Records from a data source

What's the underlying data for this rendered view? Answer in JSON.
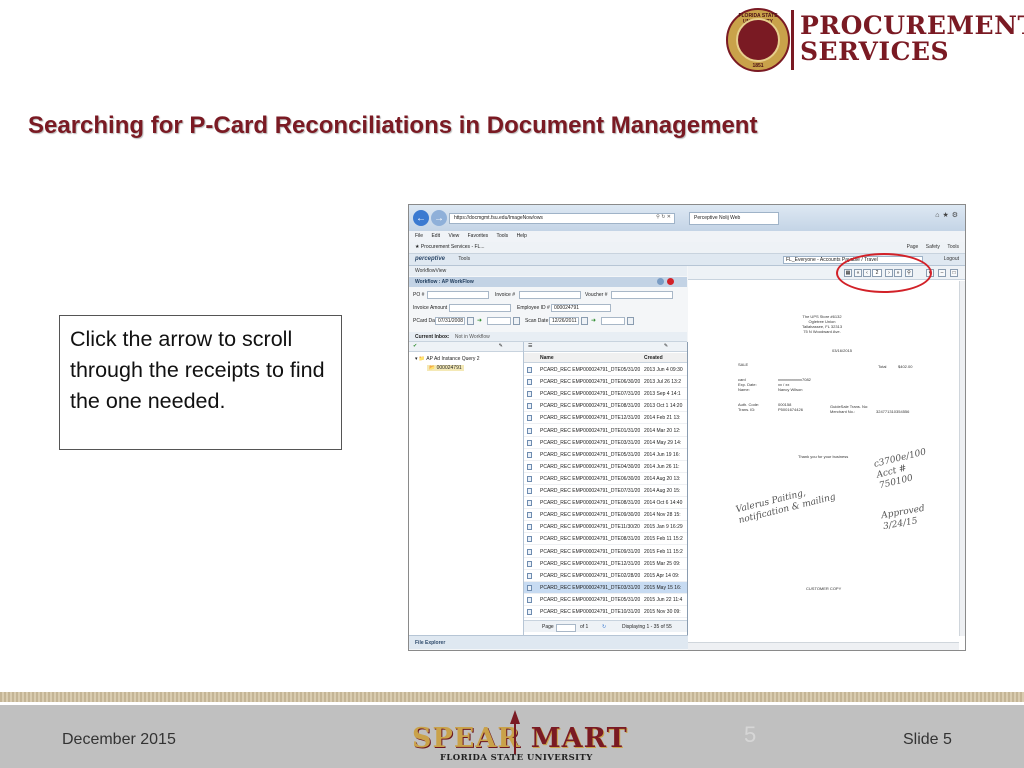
{
  "header": {
    "seal_text": "FLORIDA STATE UNIVERSITY",
    "seal_year": "1851",
    "logo_line1": "PROCUREMENT",
    "logo_line2": "SERVICES"
  },
  "slide_title": "Searching for P-Card Reconciliations in Document Management",
  "callout_text": "Click the arrow to scroll through the receipts to find the one needed.",
  "browser": {
    "url": "https://docmgmt.fsu.edu/ImageNow/ows",
    "tab_label": "Perceptive Nolij Web",
    "menu_items": [
      "File",
      "Edit",
      "View",
      "Favorites",
      "Tools",
      "Help"
    ],
    "favorite": "Procurement Services - FL...",
    "command_items": [
      "Page",
      "Safety",
      "Tools"
    ],
    "app_brand": "perceptive",
    "app_tools": "Tools",
    "department": "FL_Everyone - Accounts Payable / Travel",
    "logout": "Logout",
    "workflow_menu": "WorkflowView",
    "workflow_header": "Workflow : AP WorkFlow",
    "form": {
      "po_label": "PO #",
      "invoice_label": "Invoice #",
      "voucher_label": "Voucher #",
      "invoice_amount_label": "Invoice Amount",
      "employee_id_label": "Employee ID #",
      "employee_id_value": "000024791",
      "pcard_date_label": "PCard Date",
      "pcard_date_value": "07/31/2008",
      "scan_date_label": "Scan Date",
      "scan_date_value": "12/26/2011"
    },
    "current_inbox_label": "Current Inbox:",
    "current_inbox_value": "Not in Workflow",
    "tree": {
      "root": "AP Ad Instance Query 2",
      "child": "000024791"
    },
    "columns": {
      "name": "Name",
      "created": "Created"
    },
    "rows": [
      {
        "name": "PCARD_REC EMP000024791_DTE05/31/2013",
        "created": "2013 Jun 4 09:30"
      },
      {
        "name": "PCARD_REC EMP000024791_DTE06/30/2013",
        "created": "2013 Jul 26 13:2"
      },
      {
        "name": "PCARD_REC EMP000024791_DTE07/31/2013",
        "created": "2013 Sep 4 14:1"
      },
      {
        "name": "PCARD_REC EMP000024791_DTE08/31/2013",
        "created": "2013 Oct 1 14:20"
      },
      {
        "name": "PCARD_REC EMP000024791_DTE12/31/2013",
        "created": "2014 Feb 21 13:"
      },
      {
        "name": "PCARD_REC EMP000024791_DTE01/31/2014",
        "created": "2014 Mar 20 12:"
      },
      {
        "name": "PCARD_REC EMP000024791_DTE03/31/2014",
        "created": "2014 May 29 14:"
      },
      {
        "name": "PCARD_REC EMP000024791_DTE05/31/2014",
        "created": "2014 Jun 19 16:"
      },
      {
        "name": "PCARD_REC EMP000024791_DTE04/30/2014",
        "created": "2014 Jun 26 11:"
      },
      {
        "name": "PCARD_REC EMP000024791_DTE06/30/2014",
        "created": "2014 Aug 20 13:"
      },
      {
        "name": "PCARD_REC EMP000024791_DTE07/31/2014",
        "created": "2014 Aug 20 15:"
      },
      {
        "name": "PCARD_REC EMP000024791_DTE08/31/2014",
        "created": "2014 Oct 6 14:40"
      },
      {
        "name": "PCARD_REC EMP000024791_DTE09/30/2014",
        "created": "2014 Nov 28 15:"
      },
      {
        "name": "PCARD_REC EMP000024791_DTE11/30/2014",
        "created": "2015 Jan 9 16:29"
      },
      {
        "name": "PCARD_REC EMP000024791_DTE08/31/2014",
        "created": "2015 Feb 11 15:2"
      },
      {
        "name": "PCARD_REC EMP000024791_DTE09/31/2014",
        "created": "2015 Feb 11 15:2"
      },
      {
        "name": "PCARD_REC EMP000024791_DTE12/31/2014",
        "created": "2015 Mar 25 09:"
      },
      {
        "name": "PCARD_REC EMP000024791_DTE02/28/2015",
        "created": "2015 Apr 14 09:"
      },
      {
        "name": "PCARD_REC EMP000024791_DTE03/31/2015",
        "created": "2015 May 15 16:"
      },
      {
        "name": "PCARD_REC EMP000024791_DTE05/31/2015",
        "created": "2015 Jun 22 11:4"
      },
      {
        "name": "PCARD_REC EMP000024791_DTE10/31/2015",
        "created": "2015 Nov 30 09:"
      }
    ],
    "pager": {
      "page_label": "Page",
      "of_label": "of 1",
      "display": "Displaying 1 - 35 of 55"
    },
    "file_explorer": "File Explorer",
    "viewer": {
      "page_value": "2",
      "store_lines": [
        "The UPS Store #6132",
        "Ogletree Union",
        "Tallahassee, FL 32313",
        "75 N Woodward Ave."
      ],
      "receipt_date": "03/16/2015",
      "sale": "SALE",
      "total_label": "Total",
      "total_value": "$402.00",
      "card_label": "card",
      "card_value": "xxxxxxxxxxxx7082",
      "exp_label": "Exp. Date:",
      "exp_value": "xx / xx",
      "name_label": "Name:",
      "name_value": "Nancy Wilson",
      "auth_label": "Auth. Code:",
      "auth_value": "000158",
      "trans_label": "Trans. ID:",
      "trans_value": "P5001674426",
      "guidesale_label": "GuideSale Trans. No:",
      "merchant_label": "Merchant No.:",
      "merchant_value": "324771310354556",
      "thanks": "Thank you for your business",
      "customer_copy": "CUSTOMER COPY",
      "handwriting_note": "Valerus Paiting, notification & mailing",
      "handwriting_code": "c3700e/100 Acct # 750100",
      "handwriting_approved": "Approved 3/24/15"
    }
  },
  "footer": {
    "date": "December 2015",
    "slide": "Slide 5",
    "slide_num_ghost": "5",
    "brand_spear": "SPEAR",
    "brand_mart": "MART",
    "brand_sub": "FLORIDA STATE UNIVERSITY"
  },
  "colors": {
    "garnet": "#7a1a23",
    "gold": "#c9a24a",
    "highlight_oval": "#d22128"
  }
}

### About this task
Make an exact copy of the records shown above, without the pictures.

### Exercise result
What's the underlying data for this rendered view? Answer in JSON.
{
  "header": {
    "seal_text": "FLORIDA STATE UNIVERSITY",
    "seal_year": "1851",
    "logo_line1": "PROCUREMENT",
    "logo_line2": "SERVICES"
  },
  "slide_title": "Searching for P-Card Reconciliations in Document Management",
  "callout_text": "Click the arrow to scroll through the receipts to find the one needed.",
  "browser": {
    "url": "https://docmgmt.fsu.edu/ImageNow/ows",
    "tab_label": "Perceptive Nolij Web",
    "menu_items": [
      "File",
      "Edit",
      "View",
      "Favorites",
      "Tools",
      "Help"
    ],
    "favorite": "Procurement Services - FL...",
    "command_items": [
      "Page",
      "Safety",
      "Tools"
    ],
    "app_brand": "perceptive",
    "app_tools": "Tools",
    "department": "FL_Everyone - Accounts Payable / Travel",
    "logout": "Logout",
    "workflow_menu": "WorkflowView",
    "workflow_header": "Workflow : AP WorkFlow",
    "form": {
      "po_label": "PO #",
      "invoice_label": "Invoice #",
      "voucher_label": "Voucher #",
      "invoice_amount_label": "Invoice Amount",
      "employee_id_label": "Employee ID #",
      "employee_id_value": "000024791",
      "pcard_date_label": "PCard Date",
      "pcard_date_value": "07/31/2008",
      "scan_date_label": "Scan Date",
      "scan_date_value": "12/26/2011"
    },
    "current_inbox_label": "Current Inbox:",
    "current_inbox_value": "Not in Workflow",
    "tree": {
      "root": "AP Ad Instance Query 2",
      "child": "000024791"
    },
    "columns": {
      "name": "Name",
      "created": "Created"
    },
    "rows": [
      {
        "name": "PCARD_REC EMP000024791_DTE05/31/2013",
        "created": "2013 Jun 4 09:30"
      },
      {
        "name": "PCARD_REC EMP000024791_DTE06/30/2013",
        "created": "2013 Jul 26 13:2"
      },
      {
        "name": "PCARD_REC EMP000024791_DTE07/31/2013",
        "created": "2013 Sep 4 14:1"
      },
      {
        "name": "PCARD_REC EMP000024791_DTE08/31/2013",
        "created": "2013 Oct 1 14:20"
      },
      {
        "name": "PCARD_REC EMP000024791_DTE12/31/2013",
        "created": "2014 Feb 21 13:"
      },
      {
        "name": "PCARD_REC EMP000024791_DTE01/31/2014",
        "created": "2014 Mar 20 12:"
      },
      {
        "name": "PCARD_REC EMP000024791_DTE03/31/2014",
        "created": "2014 May 29 14:"
      },
      {
        "name": "PCARD_REC EMP000024791_DTE05/31/2014",
        "created": "2014 Jun 19 16:"
      },
      {
        "name": "PCARD_REC EMP000024791_DTE04/30/2014",
        "created": "2014 Jun 26 11:"
      },
      {
        "name": "PCARD_REC EMP000024791_DTE06/30/2014",
        "created": "2014 Aug 20 13:"
      },
      {
        "name": "PCARD_REC EMP000024791_DTE07/31/2014",
        "created": "2014 Aug 20 15:"
      },
      {
        "name": "PCARD_REC EMP000024791_DTE08/31/2014",
        "created": "2014 Oct 6 14:40"
      },
      {
        "name": "PCARD_REC EMP000024791_DTE09/30/2014",
        "created": "2014 Nov 28 15:"
      },
      {
        "name": "PCARD_REC EMP000024791_DTE11/30/2014",
        "created": "2015 Jan 9 16:29"
      },
      {
        "name": "PCARD_REC EMP000024791_DTE08/31/2014",
        "created": "2015 Feb 11 15:2"
      },
      {
        "name": "PCARD_REC EMP000024791_DTE09/31/2014",
        "created": "2015 Feb 11 15:2"
      },
      {
        "name": "PCARD_REC EMP000024791_DTE12/31/2014",
        "created": "2015 Mar 25 09:"
      },
      {
        "name": "PCARD_REC EMP000024791_DTE02/28/2015",
        "created": "2015 Apr 14 09:"
      },
      {
        "name": "PCARD_REC EMP000024791_DTE03/31/2015",
        "created": "2015 May 15 16:"
      },
      {
        "name": "PCARD_REC EMP000024791_DTE05/31/2015",
        "created": "2015 Jun 22 11:4"
      },
      {
        "name": "PCARD_REC EMP000024791_DTE10/31/2015",
        "created": "2015 Nov 30 09:"
      }
    ],
    "pager": {
      "page_label": "Page",
      "of_label": "of 1",
      "display": "Displaying 1 - 35 of 55"
    },
    "file_explorer": "File Explorer",
    "viewer": {
      "page_value": "2",
      "store_lines": [
        "The UPS Store #6132",
        "Ogletree Union",
        "Tallahassee, FL 32313",
        "75 N Woodward Ave."
      ],
      "receipt_date": "03/16/2015",
      "sale": "SALE",
      "total_label": "Total",
      "total_value": "$402.00",
      "card_label": "card",
      "card_value": "xxxxxxxxxxxx7082",
      "exp_label": "Exp. Date:",
      "exp_value": "xx / xx",
      "name_label": "Name:",
      "name_value": "Nancy Wilson",
      "auth_label": "Auth. Code:",
      "auth_value": "000158",
      "trans_label": "Trans. ID:",
      "trans_value": "P5001674426",
      "guidesale_label": "GuideSale Trans. No:",
      "merchant_label": "Merchant No.:",
      "merchant_value": "324771310354556",
      "thanks": "Thank you for your business",
      "customer_copy": "CUSTOMER COPY",
      "handwriting_note": "Valerus Paiting, notification & mailing",
      "handwriting_code": "c3700e/100 Acct # 750100",
      "handwriting_approved": "Approved 3/24/15"
    }
  },
  "footer": {
    "date": "December 2015",
    "slide": "Slide 5",
    "slide_num_ghost": "5",
    "brand_spear": "SPEAR",
    "brand_mart": "MART",
    "brand_sub": "FLORIDA STATE UNIVERSITY"
  },
  "colors": {
    "garnet": "#7a1a23",
    "gold": "#c9a24a",
    "highlight_oval": "#d22128"
  }
}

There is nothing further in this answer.